Put more simply, President Bush issued a proclamation that suspended the law that would require employers to pay the local prevailing wage to workers on federally financed projects in the hurricane-affected areas of Louisiana, Mississippi, Alabama and Florida.

In a nation where 67 percent of all African-Americans say that governments’ response to Katrina was the result of racial bias, it’s almost hard to believe that the Administration could so cavalierly send yet another signal to them that their opinions are well-placed. Not only did the poor of New Orleans take a disproportionate burden of the devastation, but now, when they return to work on construction projects, they will be paid sub-par wages.

Since 1996, repeal of the prevailing wage law has been part of the Republican Party platform, injected into it by the special interests which believe in “capitalism at all costs.” Just for the record, the prevailing wage in New Orleans is $9 an hour for a truck driver and $14 an hour for an electrician.

There are time when members of the Bush Administration, notably Karl Rove, are so cynically doctrinaire in their politics that it seems that no tragedy is too profound or any suffering too deep to prevent it from sending a Valentine to its political base. As Rove has said, his first law of politics is to keep the Bush political base happy at all costs. Time and time again, they have done just that. But in the midst of all the human misery on the Gulf Coast, this paean to the Right Wing and its opposition to minimum wage laws is appallingly obtuse.

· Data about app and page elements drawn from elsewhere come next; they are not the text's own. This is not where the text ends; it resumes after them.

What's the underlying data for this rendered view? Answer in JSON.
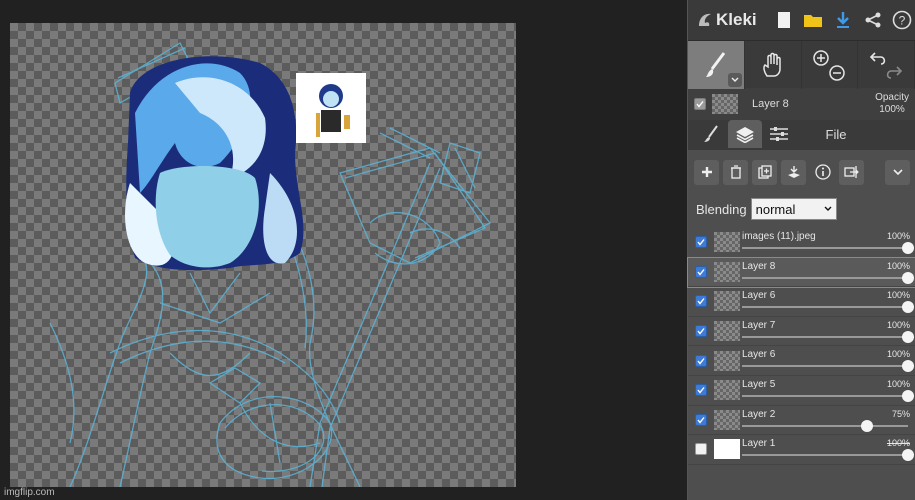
{
  "app": {
    "name": "Kleki"
  },
  "watermark": "imgflip.com",
  "colors": {
    "accent": "#3d7bd6",
    "panel": "#3a3a3a",
    "stroke": "#5bb4d8"
  },
  "current_layer": {
    "name": "Layer 8",
    "opacity_label": "Opacity",
    "opacity_value": "100%"
  },
  "tabs": {
    "file": "File"
  },
  "blending": {
    "label": "Blending",
    "value": "normal"
  },
  "layers": [
    {
      "name": "images (11).jpeg",
      "opacity": "100%",
      "level": 1.0,
      "checked": true
    },
    {
      "name": "Layer 8",
      "opacity": "100%",
      "level": 1.0,
      "checked": true,
      "active": true
    },
    {
      "name": "Layer 6",
      "opacity": "100%",
      "level": 1.0,
      "checked": true
    },
    {
      "name": "Layer 7",
      "opacity": "100%",
      "level": 1.0,
      "checked": true
    },
    {
      "name": "Layer 6",
      "opacity": "100%",
      "level": 1.0,
      "checked": true
    },
    {
      "name": "Layer 5",
      "opacity": "100%",
      "level": 1.0,
      "checked": true
    },
    {
      "name": "Layer 2",
      "opacity": "75%",
      "level": 0.75,
      "checked": true
    },
    {
      "name": "Layer 1",
      "opacity": "100%",
      "level": 1.0,
      "checked": false
    }
  ]
}
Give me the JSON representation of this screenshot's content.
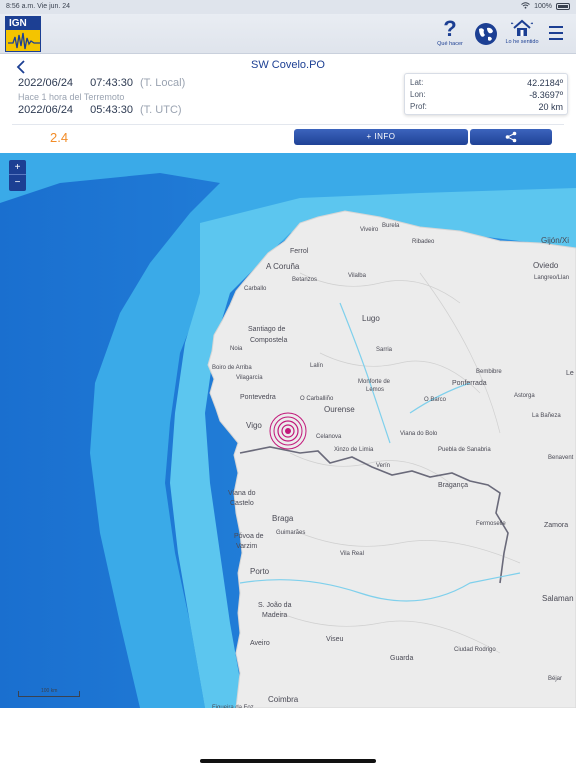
{
  "status_bar": {
    "time": "8:56 a.m.  Vie jun. 24",
    "battery": "100%"
  },
  "header": {
    "logo_text": "IGN",
    "que_hacer_label": "Qué hacer",
    "lo_he_sentido_label": "Lo he sentido",
    "icons": [
      "question-mark-icon",
      "globe-icon",
      "house-quake-icon",
      "menu-icon"
    ]
  },
  "event": {
    "place": "SW Covelo.PO",
    "local_date": "2022/06/24",
    "local_time": "07:43:30",
    "local_tz": "(T. Local)",
    "ago": "Hace 1 hora del Terremoto",
    "utc_date": "2022/06/24",
    "utc_time": "05:43:30",
    "utc_tz": "(T. UTC)",
    "magnitude": "2.4",
    "magnitude_color": "#f28c28"
  },
  "coords": {
    "lat_label": "Lat:",
    "lat_value": "42.2184º",
    "lon_label": "Lon:",
    "lon_value": "-8.3697º",
    "depth_label": "Prof:",
    "depth_value": "20 km"
  },
  "actions": {
    "info_label": "+ INFO",
    "share_icon": "share-icon"
  },
  "map": {
    "zoom_in": "+",
    "zoom_out": "−",
    "scale_label": "100 km",
    "colors": {
      "ocean_deep": "#1f78d6",
      "ocean_shelf": "#55c5ee",
      "land": "#eeeeee",
      "border": "#6a6a7a",
      "epicenter": "#c2187a"
    },
    "places": [
      {
        "name": "Burela"
      },
      {
        "name": "Viveiro"
      },
      {
        "name": "Ribadeo"
      },
      {
        "name": "Gijón/Xi"
      },
      {
        "name": "Ferrol"
      },
      {
        "name": "Oviedo"
      },
      {
        "name": "Langreo/Llan"
      },
      {
        "name": "A Coruña"
      },
      {
        "name": "Betanzos"
      },
      {
        "name": "Vilalba"
      },
      {
        "name": "Carballo"
      },
      {
        "name": "Lugo"
      },
      {
        "name": "Santiago de"
      },
      {
        "name": "Compostela"
      },
      {
        "name": "Noia"
      },
      {
        "name": "Sarria"
      },
      {
        "name": "Lalín"
      },
      {
        "name": "Boiro de Arriba"
      },
      {
        "name": "Vilagarcía"
      },
      {
        "name": "Monforte de"
      },
      {
        "name": "Lemos"
      },
      {
        "name": "Bembibre"
      },
      {
        "name": "Ponferrada"
      },
      {
        "name": "Pontevedra"
      },
      {
        "name": "O Carballiño"
      },
      {
        "name": "Ourense"
      },
      {
        "name": "Astorga"
      },
      {
        "name": "O Barco"
      },
      {
        "name": "La Bañeza"
      },
      {
        "name": "Vigo"
      },
      {
        "name": "Celanova"
      },
      {
        "name": "Viana do Bolo"
      },
      {
        "name": "Xinzo de Limia"
      },
      {
        "name": "Puebla de Sanabria"
      },
      {
        "name": "Benavent"
      },
      {
        "name": "Verín"
      },
      {
        "name": "Bragança"
      },
      {
        "name": "Viana do"
      },
      {
        "name": "Castelo"
      },
      {
        "name": "Braga"
      },
      {
        "name": "Guimarães"
      },
      {
        "name": "Zamora"
      },
      {
        "name": "Póvoa de"
      },
      {
        "name": "Varzim"
      },
      {
        "name": "Vila Real"
      },
      {
        "name": "Fermoselle"
      },
      {
        "name": "Porto"
      },
      {
        "name": "S. João da"
      },
      {
        "name": "Madeira"
      },
      {
        "name": "Salaman"
      },
      {
        "name": "Aveiro"
      },
      {
        "name": "Viseu"
      },
      {
        "name": "Guarda"
      },
      {
        "name": "Ciudad Rodrigo"
      },
      {
        "name": "Béjar"
      },
      {
        "name": "Coimbra"
      },
      {
        "name": "Figueira da Foz"
      },
      {
        "name": "Le"
      },
      {
        "name": "León"
      }
    ]
  }
}
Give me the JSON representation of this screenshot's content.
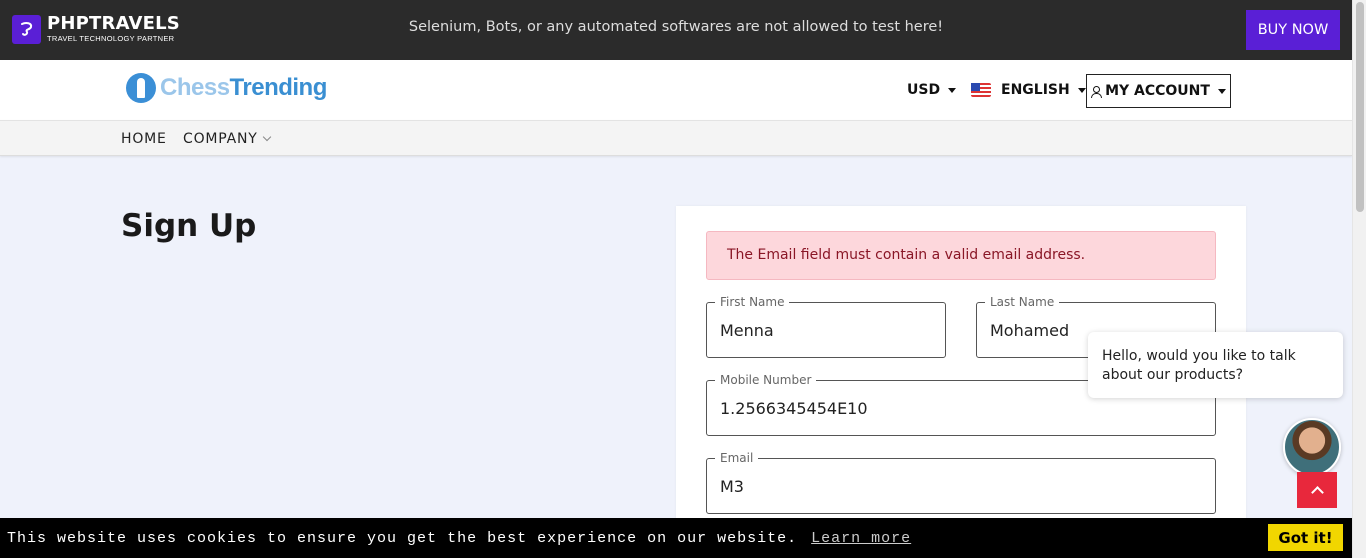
{
  "topbar": {
    "brand_name": "PHPTRAVELS",
    "brand_tagline": "TRAVEL TECHNOLOGY PARTNER",
    "notice": "Selenium, Bots, or any automated softwares are not allowed to test here!",
    "buy_now_label": "BUY NOW"
  },
  "header": {
    "logo_text_part1": "Chess",
    "logo_text_part2": "Trending",
    "currency": "USD",
    "language": "ENGLISH",
    "account_label": "MY ACCOUNT"
  },
  "nav": {
    "home": "HOME",
    "company": "COMPANY"
  },
  "main": {
    "title": "Sign Up",
    "alert": "The Email field must contain a valid email address.",
    "fields": {
      "first_name": {
        "label": "First Name",
        "value": "Menna"
      },
      "last_name": {
        "label": "Last Name",
        "value": "Mohamed"
      },
      "mobile": {
        "label": "Mobile Number",
        "value": "1.2566345454E10"
      },
      "email": {
        "label": "Email",
        "value": "M3"
      }
    }
  },
  "chat": {
    "message": "Hello, would you like to talk about our products?"
  },
  "cookie": {
    "text": "This website uses cookies to ensure you get the best experience on our website.",
    "link": "Learn more",
    "button": "Got it!"
  },
  "colors": {
    "topbar_bg": "#2b2b2b",
    "brand_purple": "#5a1fd6",
    "alert_bg": "#fdd7dc",
    "scroll_top_red": "#e8283c",
    "cookie_button": "#f1d600"
  }
}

Interestingly, the White House requires construction workers to take lower wages, but there are no constraints or conditions placed on contractors who will rake in the billions of federal funds spent on rebuilding the coast.

It’s worth remembering that George the First also suspended the same act after Hurricane Andrew, but it only lasted two weeks, since he was defeated by Bill Clinton, who ran for president on the grounds that “average Americans who play by the rules” were being punished by economic realities. After being sworn in, Clinton reversed Bush’s policies, the prevailing wage was paid, and somehow, the democracy survived.

At a time when the poor, especially African-Americans, feel isolated and marginalized by the economic policies of their own nation, feel that their families are being destroyed by federal social policies, and feel that special interests benefit from a permanent under class, the country deserved better than Bush delivered last week.

If the hurricane was not enough justification for a broader view by the White House, consider that last week statistics were released that showed that poverty in the U.S. is getting worse. The supply sider mantra that a rising tide lifts all boat is anything but true for the 37 million Americans living below the poverty line ($14,680 for a family of three). Meanwhile, the average income for Americans reduced…again.

Those who still argue that even more tax cuts are needed to stimulate the economy are clearly in the depths of denial. In the third year of the economic recovery, for the first time in 50 years, our country recorded an increase in the poverty rate.

Forty years ago, President Lyndon Johnson declared the war on poverty, and apparently, we lost. The poverty rate now is about the same as in 1968, although American has never been wealthier. In 1965, CEOs made 24 times as much as the average worker; that now stands at 185 times as much. The U.S. has the highest poverty rate if any developed country.

While no one was watching, poverty was removed as a national priority and put on the back burner, where it is now boiling over. The most positive thing that can happen as a result of Hurricane Katrina would be a renewed focus by the American people on addressing the entrenched poverty in our midst.

As Senator Barrack Obama said: “I hope we realize that the people of New Orleans weren’t just abandoned during the hurricane. They were abandoned long ago – to murder and mayhem in the streets, to substandard schools, to diplapidated housing, to inadequate health care, to a pervasive sense of hopelessness.”

In the past two weeks, the memories of the U.S. media have been jogged, and they have flashed signs of returning to the zeal that is the hallmark of an effective media. Perhaps, with their continued passion for covering substantive issues, the public emphasis on solving poverty will send an unmistakeable message to the White House that politics as usual is no longer an option.